Fasting in the month of Ramadan has many advantages for individuals living with psychological disorders such as mild degrees of depression, anxiety, and insomnia. Fasting, and the spiritual and social practices that accompany it enable these individuals to withstand and cope with life’s worries and woes and, as a result, reach a state of tranquility.
Fasting and associated acts of worship, such as Taraweeh (evening mass prayer) during the Holy Month of Ramadan promote communication and social interaction among people. Fasting is believed to result in the release of endorphins, these are the body’s naturally released ‘happiness’ hormones. Patients with mild to moderate degrees of depression participating in such activities tend to get removed out of their secluded lifestyle and, alternatively, become rather optimistic and start to think positively of themselves and others around them. Six percent of the world’s population suffers from depression, an estimate of about 350 million people of all ages according to the World Health Organization.
Research studies revealed that fasting helps self-restraint and better anger management in hot tempered individuals. 'Qiyam al-Layl' (late evening) voluntary prayer in Ramadan also leads to peace of mind and helps curb frustration associated with the burdens and pressures of life.
International research has revealed that fasting had a great positive impact on individuals undergoing therapeutic treatment for addiction and substance abuse, as this act of worship promotes positive behavioral change in these individuals.

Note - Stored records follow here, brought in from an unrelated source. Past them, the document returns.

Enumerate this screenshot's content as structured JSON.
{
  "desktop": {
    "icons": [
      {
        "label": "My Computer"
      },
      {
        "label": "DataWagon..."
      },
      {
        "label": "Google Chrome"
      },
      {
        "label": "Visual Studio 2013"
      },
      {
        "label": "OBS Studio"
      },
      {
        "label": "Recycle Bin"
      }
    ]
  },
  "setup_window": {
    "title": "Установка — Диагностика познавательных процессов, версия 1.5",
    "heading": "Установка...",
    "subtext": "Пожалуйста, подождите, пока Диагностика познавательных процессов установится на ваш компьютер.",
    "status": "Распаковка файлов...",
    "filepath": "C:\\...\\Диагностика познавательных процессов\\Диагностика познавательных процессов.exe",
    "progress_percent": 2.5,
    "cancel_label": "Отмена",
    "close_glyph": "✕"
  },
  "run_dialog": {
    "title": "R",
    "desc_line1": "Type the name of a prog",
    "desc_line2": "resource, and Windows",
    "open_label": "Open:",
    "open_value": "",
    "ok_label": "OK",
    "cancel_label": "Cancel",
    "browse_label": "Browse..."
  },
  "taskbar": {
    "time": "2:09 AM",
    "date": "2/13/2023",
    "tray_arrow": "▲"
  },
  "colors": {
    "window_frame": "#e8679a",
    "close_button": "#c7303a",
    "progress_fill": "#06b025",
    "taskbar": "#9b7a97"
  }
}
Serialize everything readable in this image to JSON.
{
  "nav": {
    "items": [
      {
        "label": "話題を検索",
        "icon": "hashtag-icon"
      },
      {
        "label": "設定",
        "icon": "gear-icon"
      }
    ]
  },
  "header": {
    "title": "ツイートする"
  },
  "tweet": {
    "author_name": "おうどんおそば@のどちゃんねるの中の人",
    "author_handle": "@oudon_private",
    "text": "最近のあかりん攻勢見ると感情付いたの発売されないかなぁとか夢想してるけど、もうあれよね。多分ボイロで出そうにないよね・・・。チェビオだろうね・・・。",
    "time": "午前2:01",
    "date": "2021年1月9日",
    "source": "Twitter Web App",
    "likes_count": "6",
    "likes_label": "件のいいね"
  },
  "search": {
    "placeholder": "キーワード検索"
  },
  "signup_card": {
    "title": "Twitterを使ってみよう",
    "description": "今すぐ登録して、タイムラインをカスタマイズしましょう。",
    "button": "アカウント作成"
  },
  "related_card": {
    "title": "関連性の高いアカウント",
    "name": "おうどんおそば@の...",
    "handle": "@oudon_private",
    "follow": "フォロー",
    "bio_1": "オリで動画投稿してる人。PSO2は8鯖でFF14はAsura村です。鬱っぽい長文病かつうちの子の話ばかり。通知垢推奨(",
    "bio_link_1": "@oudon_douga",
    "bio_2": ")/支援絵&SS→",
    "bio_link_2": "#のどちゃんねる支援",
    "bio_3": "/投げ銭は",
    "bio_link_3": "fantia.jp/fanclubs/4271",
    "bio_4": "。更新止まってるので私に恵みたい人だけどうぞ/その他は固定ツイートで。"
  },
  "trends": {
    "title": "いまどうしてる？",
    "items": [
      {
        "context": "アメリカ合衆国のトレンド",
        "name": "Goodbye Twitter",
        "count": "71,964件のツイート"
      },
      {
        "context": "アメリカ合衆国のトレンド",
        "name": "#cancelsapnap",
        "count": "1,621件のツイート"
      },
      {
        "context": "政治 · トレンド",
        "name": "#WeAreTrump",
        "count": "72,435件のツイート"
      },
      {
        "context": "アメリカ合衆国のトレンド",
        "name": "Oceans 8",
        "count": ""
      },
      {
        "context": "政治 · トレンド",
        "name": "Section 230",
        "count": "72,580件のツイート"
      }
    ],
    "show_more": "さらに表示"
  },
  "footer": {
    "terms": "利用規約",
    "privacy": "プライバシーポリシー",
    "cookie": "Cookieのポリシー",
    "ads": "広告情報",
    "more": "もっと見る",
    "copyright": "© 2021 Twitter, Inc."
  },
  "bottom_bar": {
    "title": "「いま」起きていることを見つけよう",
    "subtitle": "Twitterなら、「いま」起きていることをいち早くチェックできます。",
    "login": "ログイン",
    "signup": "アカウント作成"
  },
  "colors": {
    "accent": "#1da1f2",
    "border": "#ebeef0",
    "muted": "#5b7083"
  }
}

In fact, there has been some research suggesting that spiritual practices result in structural changes to the brain in areas associated with depression, thus having a protective factor.